“It was around that time Frank Zappa and Steve Vai just became my favorite thing. I think I’m about 16 by this point. And I just started learning every complicated Frank Zappa piece of instrumental music that he’d written.”

Alcatrazz (w/ Steve Vai) -- Power Live (Tokyo, 1985)

And, to the said teacher, there was only one path to being a good guitar player and that was the “flashy” approach. John explained:

“I told him [the teacher], ‘I can’t figure out whether to be a textural guitarist or a flashy guitarist.’ He said, ‘Of course flashy guitar player, because flashy guitar players can do whatever they want, but the textural guitar player can’t do what a flashy guitar player does.’

However, Frusciante respected the teacher’s stance but still thought there was much more to the instrument than such a one-dimensional approach:

“And that was his logic – I suppose on some level I saw the logic of what he was saying, but at the same time, I saw that different people have different things to say.”

John Frusciante Solo

And speaking of Steve Vai, a musician that this teacher thought was a good example of guitar playing, Frusciante recalled how the legendary virtuoso praised guitar players who aren’t thought of as technical:

“I saw somebody ask Steve Vai recently: what did he think of Kurt Cobain’s guitar playing, and it was a great answer. He said, ‘Kurt Cobain knew exactly enough to be able to say what he wanted to say.’”

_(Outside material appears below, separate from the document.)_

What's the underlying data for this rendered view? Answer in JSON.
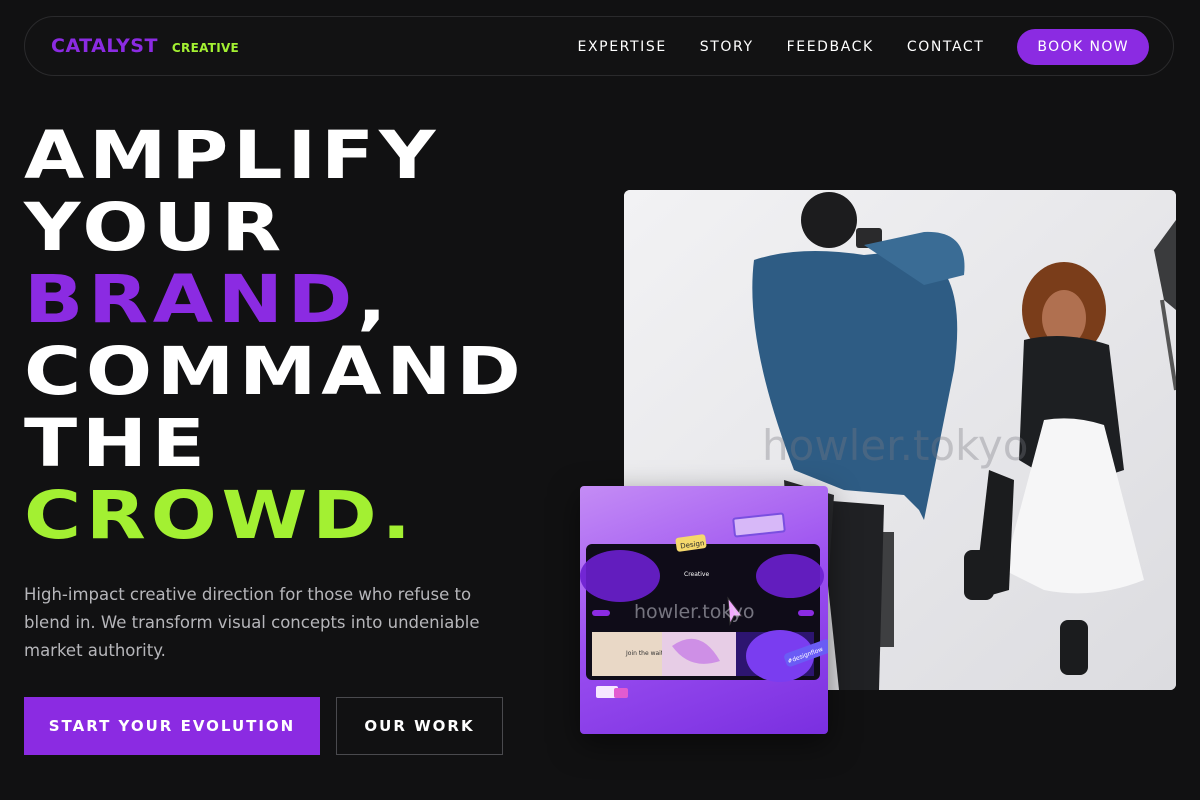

“One person has ‘this’ to say, and another person has ‘that’ to say. For Al Di Meola to say what he had to say, he had to be able to pick every note really fast. But for Robert Johnson to say what he had to say, it had nothing in common with that kind of technique at all.

17 year old John Frusciante and his band IKE live at Missing Persons, Sam Fernando valley, 1987

“I knew that what mattered was that you were feeling something and saying something. And so while I always was interested to hear different people’s perspectives, I did always know that that had to be the center.”

And, the best part — Frusciante eventually told this story to Steve Vai:

“I actually told Steve Vai that story about five years or so ago, and he made me feel so good about it. He told me a story about a music teacher that he had who fucked up his brain for a while. Oh man, I can’t tell you how good it was to have Steve Vai sympathize with my position in that.”

John Frusciante's First show w/ the Red Hot Chili Peppers (1988)

Late last year in an interview, John Frusciante also reflected on his return to the lineup. Right at the end of 2019, the band announced that they were bringing back Frusciante and that they were firing Josh Klinghoffer. Asked what it’s like to play with RHCP again, he replied:

“It’s a real different experience, just because of the size of the stadiums. It pulls a lot out of you, especially because I came back into the band in a spirit of giving. I really wanted to play for people, you know? But when we made the records, it was more about playing for the other guys in the band, or playing something that I’d want to play for my friends.“

“But going out onstage, there’s times where I go up to the mic to sing and I make eye contact with people, and I see two people that are clearly in love and really happy to be there, or a little kid who’s really happy, or a young girl who’s jumping up and down, or a group of guys that are jumping around in a circle because they’re so happy that we played the particular song that they really like.“

What Brought John Frusciante Back to the Red Hot Chili Peppers

“Sometimes those moments, I start crying. Or I get choked up and I can’t sing and I have to shut my eyes and stare down at the ground and collect myself.”

“There’s a lot of emotional moments like that. And I don’t know that in the band we’ve ever been so appreciative of being there with each other before. Because we have this lifetime behind us of these meaningful moments playing together. It’s very important to us. We all feel very supported by each other.“

Photo: Hel Davies (John Frusciante (52182837863))

  • David Slavkovic

    David always planned for music to be nothing more than a hobby. However, after a short career as an agricultural engineer he ended up news editor at KillerGuitarRigs, senior editor at, as well as a freelance contributor to online magazines such as GuitaristNextdoor and brands like Sam Ash.